Canada’s journey to accomplish a world first
How did Canada become the first country in the world to have a national standard for psychological health and safety in the workplace?
There are many more stories and many unsung heroes who also played a role but may not be included in the Evolution book or research report. If you have a story to share about your own or someone else’s contribution, we encourage you to Contact Us with the details. We may be able to feature it in future web content.
Sapna Mahajan, Director, Prevention and Promotion Initiatives, Mental Health Commission of Canada, talks about the social movement that has occurred to advance psychological health and safety in Canadian workplaces.
The Evolution of Workplace Mental Health in Canada – Toward a standard for psychological health and safety, outlines how we moved beyond the idea that mental health was exclusively an individual’s responsibility, toward recognition that the way work environments are managed matters. The National Standard of Canada for Psychological Health and Safety in the Workplace, launched in 2013, was the result of this evolution in thinking.
This book, like all of the resources on this website, is available at no cost. Download your free copy. We do not have copies for sale, but you can print your own as long as there are no alterations (Read Yes, these resources really are free! for details). Printed copies are available at select libraries across the country.
The Evolution of Workplace Mental Health in Canada: Research Report (2007–2017), provided the foundation for the book of the same name, tracking some of the trends that fueled the evolution, and identifying the initiatives and organizations which contributed to major milestones. It was commissioned to support research through the University of Fredericton, led by Dr. Joti Samra, R.Psych.
Please note that, while this report includes an extensive investigation and overview of factors that have contributed to the evolution of workplace mental health from 2007-2017, the evolutionary factors discussed in this report were identified as a result of a combination of national survey data and interviews with experts in the area of workplace mental health. We appreciate and acknowledge there are myriad individuals, agencies, and initiatives that have positively contributed to the present state of the workplace mental health landscape in Canada, but, by way of research design, may not be mentioned or highlighted in this report.

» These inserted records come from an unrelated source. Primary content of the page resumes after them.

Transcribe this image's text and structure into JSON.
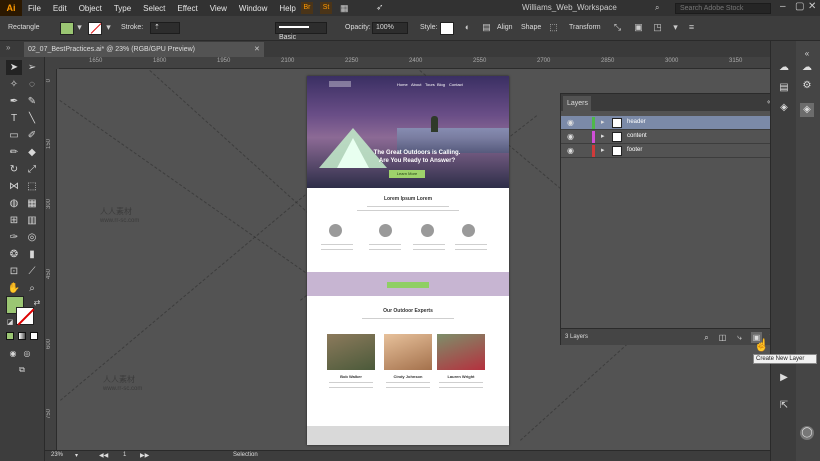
{
  "app": {
    "logo": "Ai",
    "workspace": "Williams_Web_Workspace",
    "search_placeholder": "Search Adobe Stock"
  },
  "menu": [
    "File",
    "Edit",
    "Object",
    "Type",
    "Select",
    "Effect",
    "View",
    "Window",
    "Help"
  ],
  "control": {
    "selection_type": "Rectangle",
    "stroke_label": "Stroke:",
    "brush": "Basic",
    "opacity_label": "Opacity:",
    "opacity_value": "100%",
    "style_label": "Style:",
    "align_label": "Align",
    "shape_label": "Shape",
    "transform_label": "Transform",
    "fill_color": "#9bc673"
  },
  "document": {
    "tab_title": "02_07_BestPractices.ai* @ 23% (RGB/GPU Preview)"
  },
  "ruler_h": [
    "1650",
    "1800",
    "1950",
    "2100",
    "2250",
    "2400",
    "2550",
    "2700",
    "2850",
    "3000",
    "3150"
  ],
  "ruler_v": [
    "0",
    "150",
    "300",
    "450",
    "600",
    "750"
  ],
  "artboard": {
    "nav": [
      "Home",
      "About",
      "Tours",
      "Blog",
      "Contact"
    ],
    "hero_title_1": "The Great Outdoors is Calling.",
    "hero_title_2": "Are You Ready to Answer?",
    "hero_cta": "Learn More",
    "section1_title": "Lorem Ipsum Lorem",
    "section2_title": "Our Outdoor Experts",
    "experts": [
      "Bob Walker",
      "Cindy Johnson",
      "Lauren Wright"
    ]
  },
  "layers": {
    "tab": "Layers",
    "items": [
      {
        "name": "header",
        "color": "#4fb84a",
        "selected": true
      },
      {
        "name": "content",
        "color": "#d04fd8",
        "selected": false
      },
      {
        "name": "footer",
        "color": "#d13a3a",
        "selected": false
      }
    ],
    "count": "3 Layers",
    "tooltip": "Create New Layer"
  },
  "status": {
    "zoom": "23%",
    "page": "1",
    "tool": "Selection"
  },
  "watermark": {
    "text": "人人素材",
    "url": "www.rr-sc.com"
  }
}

Sections or copies of the report may be reprinted, respecting the legal requirements of CSA as outlined under Legal and Copyright Information. The report is not to be resold or repurposed in any way.